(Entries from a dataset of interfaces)
━━━━━━━━━━━━━━━━

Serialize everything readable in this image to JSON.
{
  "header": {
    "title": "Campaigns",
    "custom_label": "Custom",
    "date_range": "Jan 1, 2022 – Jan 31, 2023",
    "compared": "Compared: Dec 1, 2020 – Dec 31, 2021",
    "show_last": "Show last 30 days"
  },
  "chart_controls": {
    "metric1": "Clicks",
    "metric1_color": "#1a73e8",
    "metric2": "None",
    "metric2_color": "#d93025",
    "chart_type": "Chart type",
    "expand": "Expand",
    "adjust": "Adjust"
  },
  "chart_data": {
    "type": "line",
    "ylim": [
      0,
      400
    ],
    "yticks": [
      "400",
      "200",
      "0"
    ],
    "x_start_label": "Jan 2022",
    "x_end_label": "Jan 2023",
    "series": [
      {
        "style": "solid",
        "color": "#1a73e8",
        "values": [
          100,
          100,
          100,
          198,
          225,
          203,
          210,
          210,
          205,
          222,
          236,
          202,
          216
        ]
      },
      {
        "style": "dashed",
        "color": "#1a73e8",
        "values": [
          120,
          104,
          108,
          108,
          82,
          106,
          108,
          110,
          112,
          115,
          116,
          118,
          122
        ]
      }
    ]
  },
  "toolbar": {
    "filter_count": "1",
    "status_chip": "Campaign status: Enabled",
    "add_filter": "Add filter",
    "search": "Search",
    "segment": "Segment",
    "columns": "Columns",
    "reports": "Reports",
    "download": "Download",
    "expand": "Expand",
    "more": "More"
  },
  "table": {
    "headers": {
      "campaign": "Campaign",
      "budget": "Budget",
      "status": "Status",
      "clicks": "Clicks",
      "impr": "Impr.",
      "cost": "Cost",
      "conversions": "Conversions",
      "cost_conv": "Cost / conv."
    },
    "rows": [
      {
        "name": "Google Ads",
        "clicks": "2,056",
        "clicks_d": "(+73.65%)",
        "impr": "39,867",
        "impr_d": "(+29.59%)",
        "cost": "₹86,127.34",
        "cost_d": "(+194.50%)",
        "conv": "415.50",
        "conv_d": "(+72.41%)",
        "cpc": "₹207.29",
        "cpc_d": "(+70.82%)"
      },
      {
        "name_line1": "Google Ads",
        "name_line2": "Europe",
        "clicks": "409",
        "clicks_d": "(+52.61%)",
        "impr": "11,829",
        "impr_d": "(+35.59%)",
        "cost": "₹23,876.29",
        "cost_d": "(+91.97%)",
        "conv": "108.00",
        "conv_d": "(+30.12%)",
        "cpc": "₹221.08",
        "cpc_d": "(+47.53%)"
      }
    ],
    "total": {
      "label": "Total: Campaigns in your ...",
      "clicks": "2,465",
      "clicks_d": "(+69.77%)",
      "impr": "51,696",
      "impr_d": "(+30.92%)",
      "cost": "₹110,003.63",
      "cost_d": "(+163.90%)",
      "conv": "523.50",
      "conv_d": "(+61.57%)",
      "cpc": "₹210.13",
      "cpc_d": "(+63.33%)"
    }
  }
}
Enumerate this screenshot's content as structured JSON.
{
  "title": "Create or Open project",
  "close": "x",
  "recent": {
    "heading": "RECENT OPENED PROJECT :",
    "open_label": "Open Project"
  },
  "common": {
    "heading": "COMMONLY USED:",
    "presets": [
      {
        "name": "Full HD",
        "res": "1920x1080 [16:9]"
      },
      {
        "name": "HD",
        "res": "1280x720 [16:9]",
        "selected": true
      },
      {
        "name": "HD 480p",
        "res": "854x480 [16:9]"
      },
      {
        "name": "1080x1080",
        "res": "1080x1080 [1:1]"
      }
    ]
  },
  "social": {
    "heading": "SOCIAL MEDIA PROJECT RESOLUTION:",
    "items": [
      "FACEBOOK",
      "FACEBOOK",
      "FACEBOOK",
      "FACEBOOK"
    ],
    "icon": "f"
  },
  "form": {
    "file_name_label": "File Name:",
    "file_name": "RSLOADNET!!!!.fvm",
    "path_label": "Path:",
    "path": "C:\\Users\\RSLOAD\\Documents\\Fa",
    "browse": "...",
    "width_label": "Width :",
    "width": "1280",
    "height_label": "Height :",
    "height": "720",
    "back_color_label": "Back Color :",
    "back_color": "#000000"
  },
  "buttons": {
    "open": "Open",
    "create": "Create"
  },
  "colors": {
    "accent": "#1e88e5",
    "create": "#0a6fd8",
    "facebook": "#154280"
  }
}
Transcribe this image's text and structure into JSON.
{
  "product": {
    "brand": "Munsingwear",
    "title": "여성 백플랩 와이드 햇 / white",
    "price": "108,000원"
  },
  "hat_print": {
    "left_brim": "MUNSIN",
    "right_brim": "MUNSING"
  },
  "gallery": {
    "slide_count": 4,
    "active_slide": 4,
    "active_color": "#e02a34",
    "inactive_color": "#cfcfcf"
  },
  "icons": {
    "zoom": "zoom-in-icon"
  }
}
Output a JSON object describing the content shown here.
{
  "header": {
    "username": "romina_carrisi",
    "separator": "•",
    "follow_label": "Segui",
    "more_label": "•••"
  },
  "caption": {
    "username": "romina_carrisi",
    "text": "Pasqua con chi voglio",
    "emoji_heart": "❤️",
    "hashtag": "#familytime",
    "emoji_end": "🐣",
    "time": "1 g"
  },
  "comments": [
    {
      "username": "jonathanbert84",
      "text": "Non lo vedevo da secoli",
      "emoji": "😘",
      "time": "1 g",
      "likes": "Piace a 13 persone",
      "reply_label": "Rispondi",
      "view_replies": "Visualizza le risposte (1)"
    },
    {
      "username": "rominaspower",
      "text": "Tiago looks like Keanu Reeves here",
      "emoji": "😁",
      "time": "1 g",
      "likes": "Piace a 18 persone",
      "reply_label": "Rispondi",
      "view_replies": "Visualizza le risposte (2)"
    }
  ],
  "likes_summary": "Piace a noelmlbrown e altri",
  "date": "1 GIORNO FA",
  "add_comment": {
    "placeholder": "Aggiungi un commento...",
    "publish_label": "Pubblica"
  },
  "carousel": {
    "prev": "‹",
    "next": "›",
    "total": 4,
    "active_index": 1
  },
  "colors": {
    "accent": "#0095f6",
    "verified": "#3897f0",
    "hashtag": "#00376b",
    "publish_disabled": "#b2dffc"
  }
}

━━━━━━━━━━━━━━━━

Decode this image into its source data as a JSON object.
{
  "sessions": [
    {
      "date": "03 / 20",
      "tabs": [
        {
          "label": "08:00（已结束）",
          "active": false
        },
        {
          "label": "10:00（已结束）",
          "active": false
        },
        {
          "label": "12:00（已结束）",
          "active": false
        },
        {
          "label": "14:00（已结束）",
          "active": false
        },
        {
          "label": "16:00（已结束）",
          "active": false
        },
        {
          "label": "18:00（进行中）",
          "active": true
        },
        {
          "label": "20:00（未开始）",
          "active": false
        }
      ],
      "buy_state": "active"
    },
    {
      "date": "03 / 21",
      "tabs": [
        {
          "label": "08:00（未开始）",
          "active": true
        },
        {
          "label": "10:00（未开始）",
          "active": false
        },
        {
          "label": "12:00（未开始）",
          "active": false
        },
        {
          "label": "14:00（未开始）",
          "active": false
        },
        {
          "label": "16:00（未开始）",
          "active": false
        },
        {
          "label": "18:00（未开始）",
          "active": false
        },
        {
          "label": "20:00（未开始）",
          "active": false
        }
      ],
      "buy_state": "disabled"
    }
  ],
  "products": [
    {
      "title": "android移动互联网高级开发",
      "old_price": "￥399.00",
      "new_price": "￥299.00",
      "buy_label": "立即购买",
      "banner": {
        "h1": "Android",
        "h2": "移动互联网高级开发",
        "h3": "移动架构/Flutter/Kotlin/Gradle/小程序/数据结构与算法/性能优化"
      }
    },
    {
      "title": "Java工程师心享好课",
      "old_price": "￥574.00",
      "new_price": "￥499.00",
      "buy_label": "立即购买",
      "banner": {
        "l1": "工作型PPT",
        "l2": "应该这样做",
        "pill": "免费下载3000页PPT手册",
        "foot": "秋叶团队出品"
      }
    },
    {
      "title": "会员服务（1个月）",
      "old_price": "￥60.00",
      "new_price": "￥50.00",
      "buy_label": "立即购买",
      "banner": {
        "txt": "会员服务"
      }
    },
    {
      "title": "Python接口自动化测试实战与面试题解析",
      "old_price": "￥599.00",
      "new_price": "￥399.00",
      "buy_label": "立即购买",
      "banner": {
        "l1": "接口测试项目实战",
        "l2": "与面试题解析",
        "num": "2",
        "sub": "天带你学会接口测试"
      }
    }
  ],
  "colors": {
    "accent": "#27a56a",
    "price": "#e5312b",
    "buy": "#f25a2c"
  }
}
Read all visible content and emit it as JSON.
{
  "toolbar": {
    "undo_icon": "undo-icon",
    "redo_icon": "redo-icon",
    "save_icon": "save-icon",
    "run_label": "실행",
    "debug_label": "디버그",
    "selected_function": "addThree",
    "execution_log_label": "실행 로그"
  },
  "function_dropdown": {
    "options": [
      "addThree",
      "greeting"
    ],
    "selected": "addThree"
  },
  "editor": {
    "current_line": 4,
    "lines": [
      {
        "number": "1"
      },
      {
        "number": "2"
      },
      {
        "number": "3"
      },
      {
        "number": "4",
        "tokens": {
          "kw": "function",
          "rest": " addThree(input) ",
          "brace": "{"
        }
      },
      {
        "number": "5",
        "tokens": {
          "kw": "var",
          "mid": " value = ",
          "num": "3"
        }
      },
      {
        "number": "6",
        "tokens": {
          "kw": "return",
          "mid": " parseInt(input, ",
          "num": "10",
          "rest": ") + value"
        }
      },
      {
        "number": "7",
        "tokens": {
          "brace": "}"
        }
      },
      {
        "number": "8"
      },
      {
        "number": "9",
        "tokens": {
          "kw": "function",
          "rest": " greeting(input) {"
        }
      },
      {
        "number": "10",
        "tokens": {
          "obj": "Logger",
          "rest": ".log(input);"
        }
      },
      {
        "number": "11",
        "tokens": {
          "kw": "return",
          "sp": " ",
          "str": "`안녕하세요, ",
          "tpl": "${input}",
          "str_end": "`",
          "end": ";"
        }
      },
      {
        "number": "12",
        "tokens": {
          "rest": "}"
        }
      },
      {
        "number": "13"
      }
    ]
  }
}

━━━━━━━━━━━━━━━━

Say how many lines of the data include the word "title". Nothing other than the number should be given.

Expected answer: 7